The vibe Zombie wanted most: visually wild. It was enough to make him go with just back story flashes of the Salem witch trials, history that he researched heavily, but that he felt might come across as staid. Shooting on location was a must, given the city’s strong sense of place. But, he says, “the more I learned about the witch trials, the more I knew I didn’t want to make one more factually accurate movie.” (Between Zombie’s upbringing in Haverhill and his tats-dreads-and-scars rock persona, you picture him being a lifelong authority on Salem, but his familiarity seems more casual — greater than a trolley tour rider’s, less than a Wiccan townie’s.) “The movie basically would have been a bunch of people in Puritan clothes hanging each other,” he says. “I wanted to take things further.”

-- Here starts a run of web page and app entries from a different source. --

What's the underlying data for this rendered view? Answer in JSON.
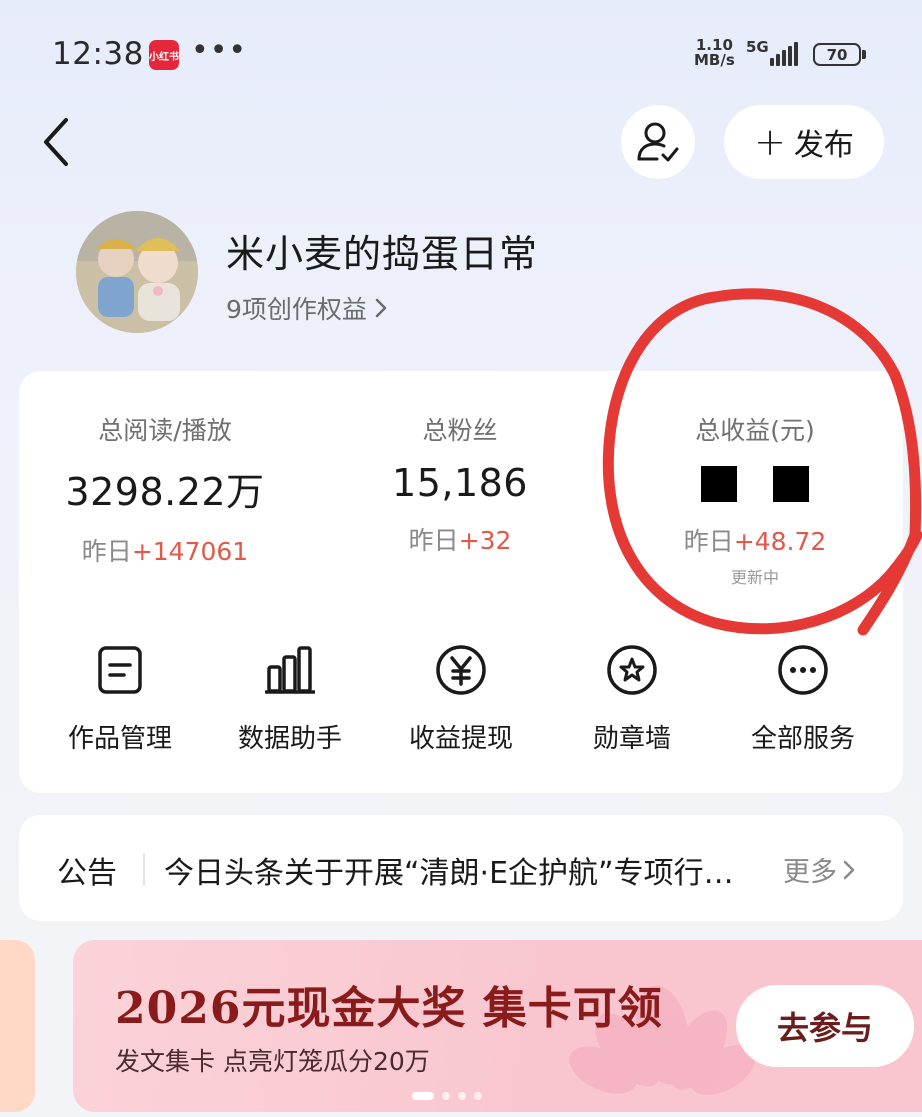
{
  "status_bar": {
    "time": "12:38",
    "app_badge": "小红书",
    "dots": "•••",
    "speed_value": "1.10",
    "speed_unit": "MB/s",
    "network": "5G",
    "battery": "70"
  },
  "header": {
    "back_icon": "chevron-left-icon",
    "user_icon": "user-check-icon",
    "publish_label": "发布"
  },
  "profile": {
    "name": "米小麦的捣蛋日常",
    "benefits": "9项创作权益"
  },
  "stats": [
    {
      "label": "总阅读/播放",
      "value": "3298.22万",
      "delta_prefix": "昨日",
      "delta": "+147061"
    },
    {
      "label": "总粉丝",
      "value": "15,186",
      "delta_prefix": "昨日",
      "delta": "+32"
    },
    {
      "label": "总收益(元)",
      "value": "",
      "delta_prefix": "昨日",
      "delta": "+48.72",
      "note": "更新中"
    }
  ],
  "services": [
    {
      "label": "作品管理",
      "icon": "document-icon"
    },
    {
      "label": "数据助手",
      "icon": "bar-chart-icon"
    },
    {
      "label": "收益提现",
      "icon": "yen-icon"
    },
    {
      "label": "勋章墙",
      "icon": "medal-icon"
    },
    {
      "label": "全部服务",
      "icon": "more-icon"
    }
  ],
  "notice": {
    "title": "公告",
    "text": "今日头条关于开展“清朗·E企护航”专项行动的公告",
    "more": "更多"
  },
  "banner": {
    "title": "2026元现金大奖 集卡可领",
    "subtitle": "发文集卡 点亮灯笼瓜分20万",
    "button": "去参与"
  },
  "colors": {
    "delta_red": "#e0594a",
    "banner_title": "#8a1b1b",
    "annotation": "#e53935"
  }
}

As usual, he managed to find a collection of actors surprisingly willing to go there with him, some making a cult-pleasing genre encore, others making us wonder if they signed up on a lark. There’s Meg Foster, venturing back to Hester Prynne’s world — sort of — as 17th-century grand witch Margaret Morgan, all creepy incantations and grimy nudity. There’s Patricia Quinn (Magenta of “Rocky Horror Picture Show” fame), as one of Morgan’s diabolically cultured contemporary disciples, urging Heidi to submit to arcane lusts in language that might make Dr. Frank-N-Furter blush. And OK, Zombie concedes, maybe it did take a little doing to get Quinn to the set from her London home to purr those lines — but only because of pesky visa issues.

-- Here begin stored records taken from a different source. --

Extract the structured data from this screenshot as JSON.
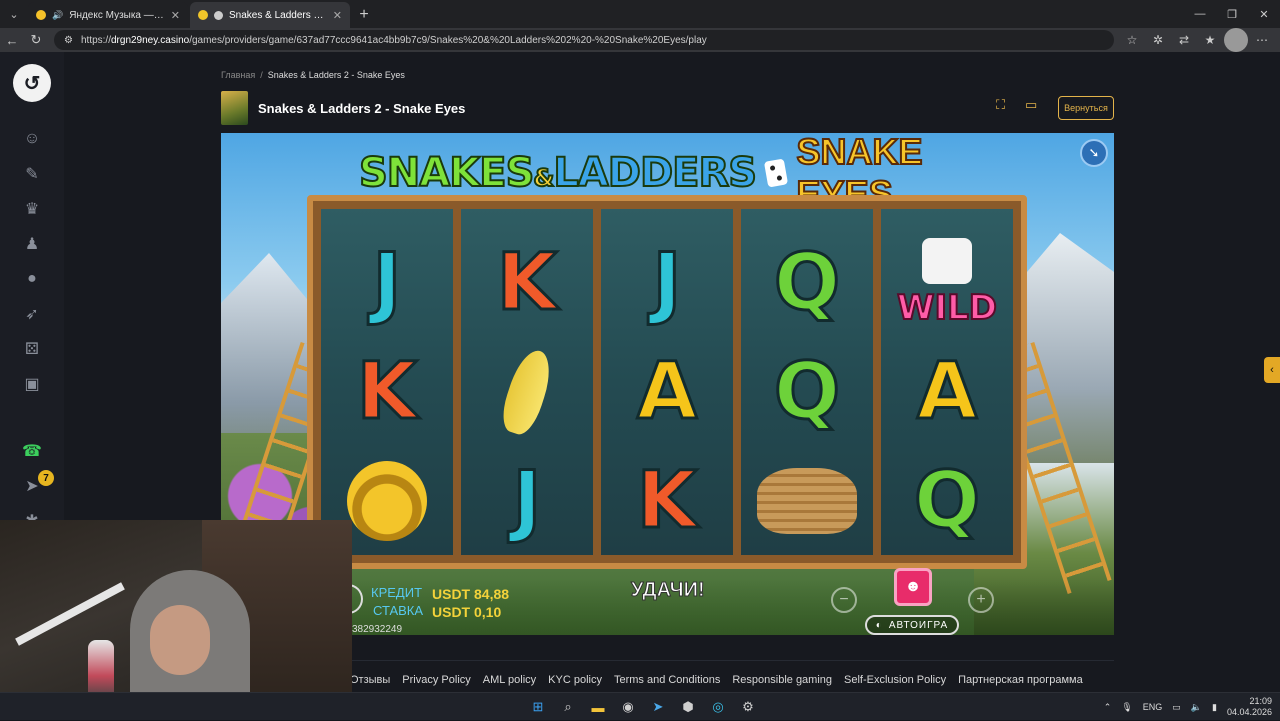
{
  "browser": {
    "tabs": [
      {
        "title": "Яндекс Музыка — собирае",
        "active": false
      },
      {
        "title": "Snakes & Ladders 2 - Snake E",
        "active": true
      }
    ],
    "url_prefix": "https://",
    "url_host": "drgn29ney.casino",
    "url_path": "/games/providers/game/637ad77ccc9641ac4bb9b7c9/Snakes%20&%20Ladders%202%20-%20Snake%20Eyes/play"
  },
  "site": {
    "breadcrumb": {
      "home": "Главная",
      "sep": "/",
      "current": "Snakes & Ladders 2 - Snake Eyes"
    },
    "game_title": "Snakes & Ladders 2 - Snake Eyes",
    "back_label": "Вернуться",
    "footer_links": [
      "Отзывы",
      "Privacy Policy",
      "AML policy",
      "KYC policy",
      "Terms and Conditions",
      "Responsible gaming",
      "Self-Exclusion Policy",
      "Партнерская программа"
    ],
    "badge_count": "7"
  },
  "game": {
    "logo_left_a": "SNAKES",
    "logo_amp": "&",
    "logo_left_b": "LADDERS",
    "logo_right": "SNAKE EYES",
    "reels": [
      [
        "J",
        "K",
        "snake"
      ],
      [
        "K",
        "banana",
        "J"
      ],
      [
        "J",
        "A",
        "K"
      ],
      [
        "Q",
        "Q",
        "basket"
      ],
      [
        "WILD",
        "A",
        "Q"
      ]
    ],
    "credit_label": "КРЕДИТ",
    "credit_value": "USDT 84,88",
    "stake_label": "СТАВКА",
    "stake_value": "USDT 0,10",
    "round_id": "382932249",
    "message": "УДАЧИ!",
    "autoplay_label": "АВТОИГРА"
  },
  "taskbar": {
    "lang": "ENG",
    "time": "21:09",
    "date": "04.04.2026"
  }
}
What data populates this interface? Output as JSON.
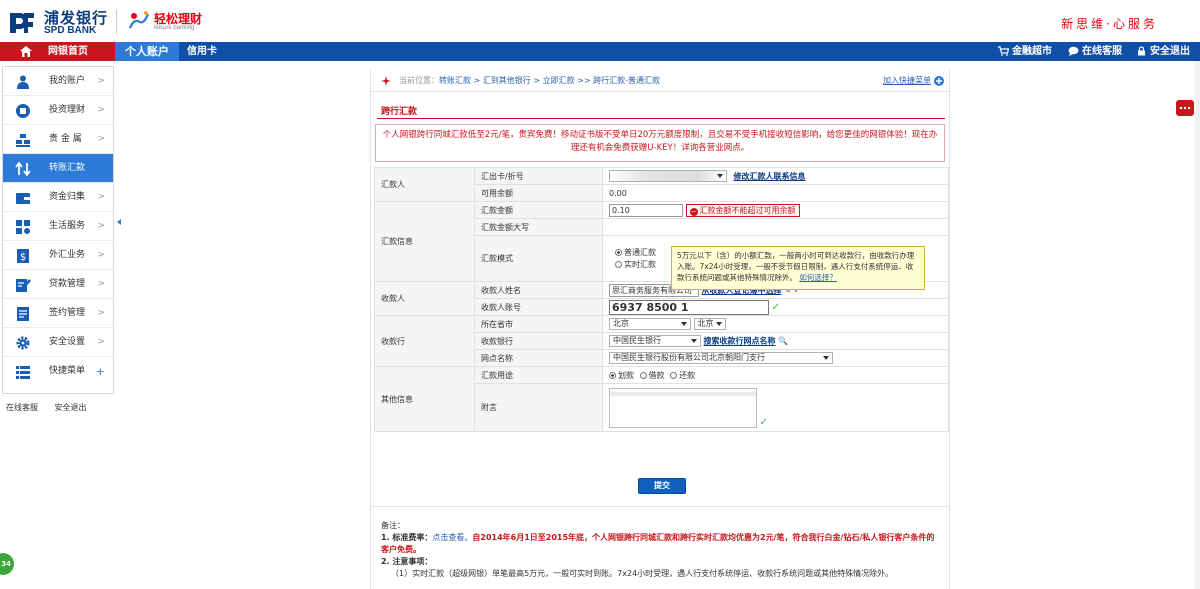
{
  "brand": {
    "cn": "浦发银行",
    "en": "SPD BANK",
    "sub_cn": "轻松理财",
    "sub_en": "leisure banking",
    "slogan": "新思维·心服务",
    "red": "#e60012",
    "blue": "#0b3d7e"
  },
  "nav": {
    "home": "网银首页",
    "personal": "个人账户",
    "credit": "信用卡",
    "market": "金融超市",
    "service": "在线客服",
    "logout": "安全退出",
    "bar_color": "#0f4fa8",
    "home_color": "#c9161d"
  },
  "sidebar": {
    "items": [
      {
        "label": "我的账户",
        "icon": "user-icon"
      },
      {
        "label": "投资理财",
        "icon": "invest-icon"
      },
      {
        "label": "贵 金 属",
        "icon": "gold-icon"
      },
      {
        "label": "转账汇款",
        "icon": "transfer-icon"
      },
      {
        "label": "资金归集",
        "icon": "fund-icon"
      },
      {
        "label": "生活服务",
        "icon": "life-icon"
      },
      {
        "label": "外汇业务",
        "icon": "forex-icon"
      },
      {
        "label": "贷款管理",
        "icon": "loan-icon"
      },
      {
        "label": "签约管理",
        "icon": "contract-icon"
      },
      {
        "label": "安全设置",
        "icon": "gear-icon"
      },
      {
        "label": "快捷菜单",
        "icon": "menu-icon"
      }
    ],
    "arrow": ">",
    "plus": "+",
    "footer_service": "在线客服",
    "footer_logout": "安全退出"
  },
  "breadcrumb": {
    "prefix": "当前位置：",
    "path": "转账汇款 > 汇到其他银行 > 立即汇款 >> ",
    "current": "跨行汇款-普通汇款",
    "shortcut": "加入快捷菜单"
  },
  "section_title": "跨行汇款",
  "notice": "个人网银跨行同城汇款低至2元/笔，贵宾免费！移动证书版不受单日20万元额度限制，且交易不受手机接收短信影响，给您更佳的网银体验！现在办理还有机会免费获赠U-KEY！详询各营业网点。",
  "form": {
    "remitter": {
      "group": "汇款人",
      "card_label": "汇出卡/折号",
      "modify_link": "修改汇款人联系信息",
      "balance_label": "可用余额",
      "balance": "0.00"
    },
    "remit_info": {
      "group": "汇款信息",
      "amount_label": "汇款金额",
      "amount": "0.10",
      "amount_error": "汇款金额不能超过可用余额",
      "upper_label": "汇款金额大写",
      "mode_label": "汇款模式",
      "mode_normal": "普通汇款",
      "mode_realtime": "实时汇款"
    },
    "payee": {
      "group": "收款人",
      "name_label": "收款人姓名",
      "name": "思汇商务服务有限公司",
      "name_link": "从收款人登记簿中选择",
      "account_label": "收款人账号",
      "account": "6937 8500 1"
    },
    "bank": {
      "group": "收款行",
      "region_label": "所在省市",
      "province": "北京",
      "city": "北京",
      "bank_label": "收款银行",
      "bank": "中国民生银行",
      "search_link": "搜索收款行网点名称",
      "branch_label": "网点名称",
      "branch": "中国民生银行股份有限公司北京朝阳门支行"
    },
    "other": {
      "group": "其他信息",
      "purpose_label": "汇款用途",
      "purpose_1": "划款",
      "purpose_2": "借款",
      "purpose_3": "还款",
      "remark_label": "附言"
    }
  },
  "tooltip": {
    "text": "5万元以下（含）的小额汇款，一般两小时可到达收款行，由收款行办理入账。7x24小时受理，一般不受节假日限制，遇人行支付系统停运、收款行系统问题或其他特殊情况除外。",
    "link": "如何选择？"
  },
  "submit": "提交",
  "notes": {
    "title": "备注：",
    "item1_label": "1. 标准费率：",
    "item1_link": "点击查看。",
    "item1_text": "自2014年6月1日至2015年底，个人网银跨行同城汇款和跨行实时汇款均优惠为2元/笔，符合我行白金/钻石/私人银行客户条件的客户免费。",
    "item2_label": "2. 注意事项：",
    "item2_text": "（1）实时汇款（超级网银）单笔最高5万元，一般可实时到账。7x24小时受理，遇人行支付系统停运、收款行系统问题或其他特殊情况除外。"
  },
  "float_ball": "34"
}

Taking the phone handoff from her husband, Sheri is quick to note that as much as his movies are about atmosphere, Zombie has an “actor’s director” approach that’s also integral to their skewed tone. In his first couple of efforts, this involved encouraging cult figures such as Sid Haig and Bill Moseley to do their mad, manic thing. In “Salem,” we see it in touches such as Heidi’s on-air patter with her fellow DJs, and an amusing snippet of her continuing on with Berlitz French tapes even while downward-spiraling to hell. “Rob likes characters that [have aspects of] real people, because they become real to him when he’s creating them,” she says. “I think that’s what separates him from horror directors or writers who are just out for the blood and guts. His stories aren’t just, Scream! Jump! Blood! People can invest in his characters.”
This could really come into play in the project he’s gearing up for next, the hockey feature “Broad Street Bullies,” about the bruising Philadelphia Flyers of the ’70s. (What, no Bruins love from the Haverhill guy? “More interesting story,” he shrugs.) The choice might be even more surprising if we hadn’t already caught Zombie dabbling in the mainstream with a 2010 directing gig on “CSI: Miami” — for an episode featuring a porn king’s occult bacchanal, but still.

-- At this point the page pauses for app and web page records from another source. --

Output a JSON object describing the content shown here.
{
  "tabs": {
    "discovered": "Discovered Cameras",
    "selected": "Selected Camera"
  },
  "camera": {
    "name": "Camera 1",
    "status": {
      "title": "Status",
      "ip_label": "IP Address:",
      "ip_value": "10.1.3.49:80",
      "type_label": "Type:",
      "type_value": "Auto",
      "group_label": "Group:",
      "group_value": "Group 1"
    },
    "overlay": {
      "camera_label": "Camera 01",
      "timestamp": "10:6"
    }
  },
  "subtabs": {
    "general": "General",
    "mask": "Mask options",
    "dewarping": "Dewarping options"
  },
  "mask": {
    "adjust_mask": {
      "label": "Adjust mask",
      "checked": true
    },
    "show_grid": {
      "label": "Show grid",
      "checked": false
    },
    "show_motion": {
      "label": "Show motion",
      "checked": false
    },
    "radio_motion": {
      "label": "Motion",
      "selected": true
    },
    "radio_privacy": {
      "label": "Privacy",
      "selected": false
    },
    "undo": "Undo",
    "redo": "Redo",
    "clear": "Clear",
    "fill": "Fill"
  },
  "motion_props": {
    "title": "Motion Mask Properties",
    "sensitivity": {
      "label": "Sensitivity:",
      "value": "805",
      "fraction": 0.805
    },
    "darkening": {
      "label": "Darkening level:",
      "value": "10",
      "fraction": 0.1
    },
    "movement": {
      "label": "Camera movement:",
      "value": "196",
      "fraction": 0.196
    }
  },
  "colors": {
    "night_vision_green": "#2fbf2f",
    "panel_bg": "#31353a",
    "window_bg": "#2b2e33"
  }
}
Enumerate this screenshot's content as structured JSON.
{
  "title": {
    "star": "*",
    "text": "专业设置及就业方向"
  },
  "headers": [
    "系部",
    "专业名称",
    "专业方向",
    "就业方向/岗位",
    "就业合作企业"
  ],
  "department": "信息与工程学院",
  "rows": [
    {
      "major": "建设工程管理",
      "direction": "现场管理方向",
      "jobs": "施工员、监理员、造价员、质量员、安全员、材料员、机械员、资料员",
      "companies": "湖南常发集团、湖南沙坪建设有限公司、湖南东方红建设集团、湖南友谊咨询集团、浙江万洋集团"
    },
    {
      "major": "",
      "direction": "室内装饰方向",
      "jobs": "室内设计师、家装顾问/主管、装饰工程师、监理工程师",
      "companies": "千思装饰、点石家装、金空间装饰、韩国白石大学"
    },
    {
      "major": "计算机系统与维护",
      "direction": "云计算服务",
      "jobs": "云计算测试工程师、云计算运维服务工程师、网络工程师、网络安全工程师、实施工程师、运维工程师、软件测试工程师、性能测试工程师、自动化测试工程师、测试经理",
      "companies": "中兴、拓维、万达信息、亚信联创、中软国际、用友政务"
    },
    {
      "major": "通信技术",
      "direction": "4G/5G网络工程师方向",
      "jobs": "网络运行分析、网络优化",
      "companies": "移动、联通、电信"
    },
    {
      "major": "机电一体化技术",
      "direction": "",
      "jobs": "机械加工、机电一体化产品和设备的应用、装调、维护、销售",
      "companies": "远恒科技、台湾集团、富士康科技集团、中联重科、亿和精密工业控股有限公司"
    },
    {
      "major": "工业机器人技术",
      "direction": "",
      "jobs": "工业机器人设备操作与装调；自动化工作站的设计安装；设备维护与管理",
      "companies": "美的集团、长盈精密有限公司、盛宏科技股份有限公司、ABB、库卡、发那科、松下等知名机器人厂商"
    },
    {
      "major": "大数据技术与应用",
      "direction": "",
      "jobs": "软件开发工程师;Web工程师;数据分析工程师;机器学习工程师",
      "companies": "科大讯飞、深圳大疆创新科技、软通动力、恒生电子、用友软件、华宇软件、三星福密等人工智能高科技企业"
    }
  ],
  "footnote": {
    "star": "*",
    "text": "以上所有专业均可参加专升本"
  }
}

At the same time, taking in the snarling-sideshow sounds of “Venomous Rat,” or even just the title and acid-flashback CD art, you’d also guess that Zombie’s first love will always be letting random blackness spill out. “It sounds silly, but in my head, I did conceive this as a concept album — just sort of a secret one,” he confesses. “I really like rock-concept movies like ‘The Wall’ and ‘Quadrophenia’ and ‘Tommy,’ so I thought, I’ll have this [in my pocket], and who knows, maybe someday. But the band doesn’t know, I haven’t told anybody, and when you listen to it, it doesn’t matter.”
Similarly, if you watch “Salem” and take away little slices of hell rather than some more fathomable evocation of dread, Zombie is probably fine with that, too. Again, he’s never gone for horror that’s prepackaged and instantly digestible, where everything makes sense. And if some are outraged — a scene with that savagely sinning demonic priest comes to mind – so much the better. Any outcry yet? “Well, since the movie hasn’t been released. . .” But when does that stop anyone anymore? “Yeah, but the people that have seen it were prepared. We’ll see later, when it’s unsuspecting audiences seeing it, if they have a more shocked reaction. I hope so.”